→ **Problem to work on**:
Wherever a line of the records contains "color", copy that line.
─── Data for review ───
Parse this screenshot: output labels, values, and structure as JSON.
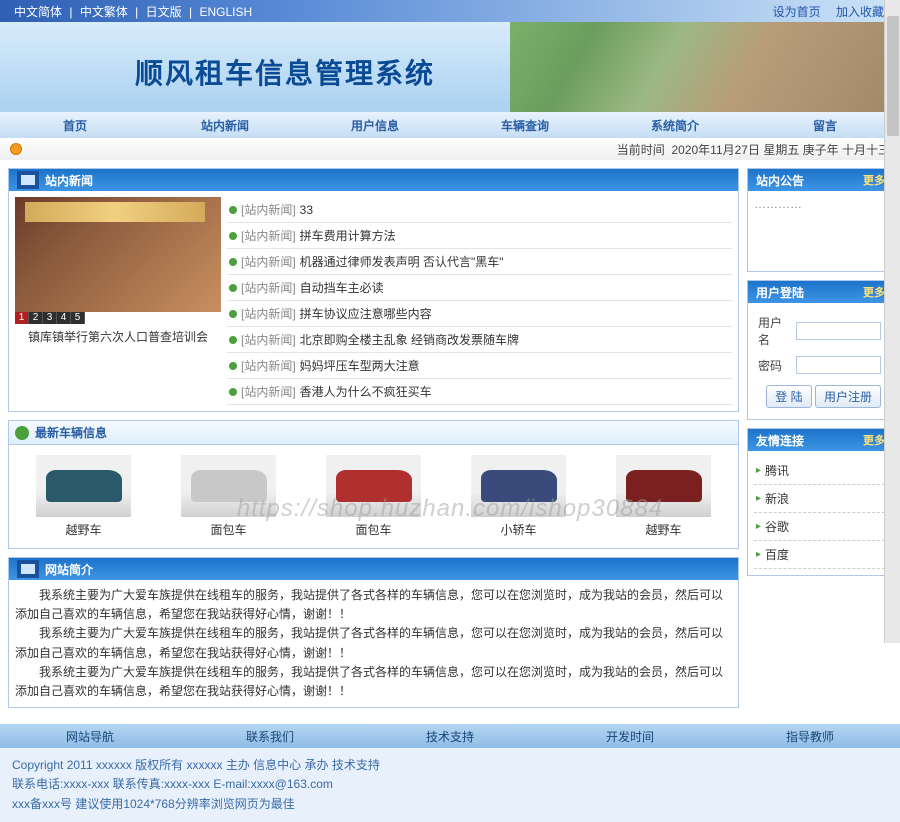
{
  "top": {
    "langs": [
      "中文简体",
      "中文繁体",
      "日文版",
      "ENGLISH"
    ],
    "set_home": "设为首页",
    "favorite": "加入收藏"
  },
  "banner": {
    "title": "顺风租车信息管理系统"
  },
  "nav": [
    "首页",
    "站内新闻",
    "用户信息",
    "车辆查询",
    "系统简介",
    "留言"
  ],
  "date": {
    "label": "当前时间",
    "value": "2020年11月27日 星期五 庚子年 十月十三"
  },
  "news": {
    "title": "站内新闻",
    "slider_caption": "镇库镇举行第六次人口普查培训会",
    "pager": [
      "1",
      "2",
      "3",
      "4",
      "5"
    ],
    "items": [
      {
        "cat": "[站内新闻]",
        "title": "33"
      },
      {
        "cat": "[站内新闻]",
        "title": "拼车费用计算方法"
      },
      {
        "cat": "[站内新闻]",
        "title": "机器通过律师发表声明 否认代言\"黑车\""
      },
      {
        "cat": "[站内新闻]",
        "title": "自动挡车主必读"
      },
      {
        "cat": "[站内新闻]",
        "title": "拼车协议应注意哪些内容"
      },
      {
        "cat": "[站内新闻]",
        "title": "北京即购全楼主乱象 经销商改发票随车牌"
      },
      {
        "cat": "[站内新闻]",
        "title": "妈妈坪压车型两大注意"
      },
      {
        "cat": "[站内新闻]",
        "title": "香港人为什么不疯狂买车"
      }
    ]
  },
  "cars": {
    "title": "最新车辆信息",
    "items": [
      {
        "name": "越野车",
        "color": "#2a5a6a"
      },
      {
        "name": "面包车",
        "color": "#c8c8c8"
      },
      {
        "name": "面包车",
        "color": "#b03030"
      },
      {
        "name": "小轿车",
        "color": "#3a4a7a"
      },
      {
        "name": "越野车",
        "color": "#7a2020"
      }
    ]
  },
  "intro": {
    "title": "网站简介",
    "p1": "我系统主要为广大爱车族提供在线租车的服务，我站提供了各式各样的车辆信息，您可以在您浏览时，成为我站的会员，然后可以添加自己喜欢的车辆信息，希望您在我站获得好心情，谢谢！！",
    "p2": "我系统主要为广大爱车族提供在线租车的服务，我站提供了各式各样的车辆信息，您可以在您浏览时，成为我站的会员，然后可以添加自己喜欢的车辆信息，希望您在我站获得好心情，谢谢！！",
    "p3": "我系统主要为广大爱车族提供在线租车的服务，我站提供了各式各样的车辆信息，您可以在您浏览时，成为我站的会员，然后可以添加自己喜欢的车辆信息，希望您在我站获得好心情，谢谢！！"
  },
  "announce": {
    "title": "站内公告",
    "more": "更多",
    "body": "…………"
  },
  "login": {
    "title": "用户登陆",
    "more": "更多",
    "user_label": "用户名",
    "pwd_label": "密码",
    "login_btn": "登 陆",
    "reg_btn": "用户注册"
  },
  "links": {
    "title": "友情连接",
    "more": "更多",
    "items": [
      "腾讯",
      "新浪",
      "谷歌",
      "百度"
    ]
  },
  "footer_nav": [
    "网站导航",
    "联系我们",
    "技术支持",
    "开发时间",
    "指导教师"
  ],
  "copy": {
    "l1": "Copyright 2011 xxxxxx 版权所有 xxxxxx 主办 信息中心 承办 技术支持",
    "l2": "联系电话:xxxx-xxx 联系传真:xxxx-xxx E-mail:xxxx@163.com",
    "l3": "xxx备xxx号   建议使用1024*768分辨率浏览网页为最佳"
  },
  "watermark": "https://shop.huzhan.com/ishop30884"
}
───
→ **Exercise solution**:
        "color": "#2a5a6a"
        "color": "#c8c8c8"
        "color": "#b03030"
        "color": "#3a4a7a"
        "color": "#7a2020"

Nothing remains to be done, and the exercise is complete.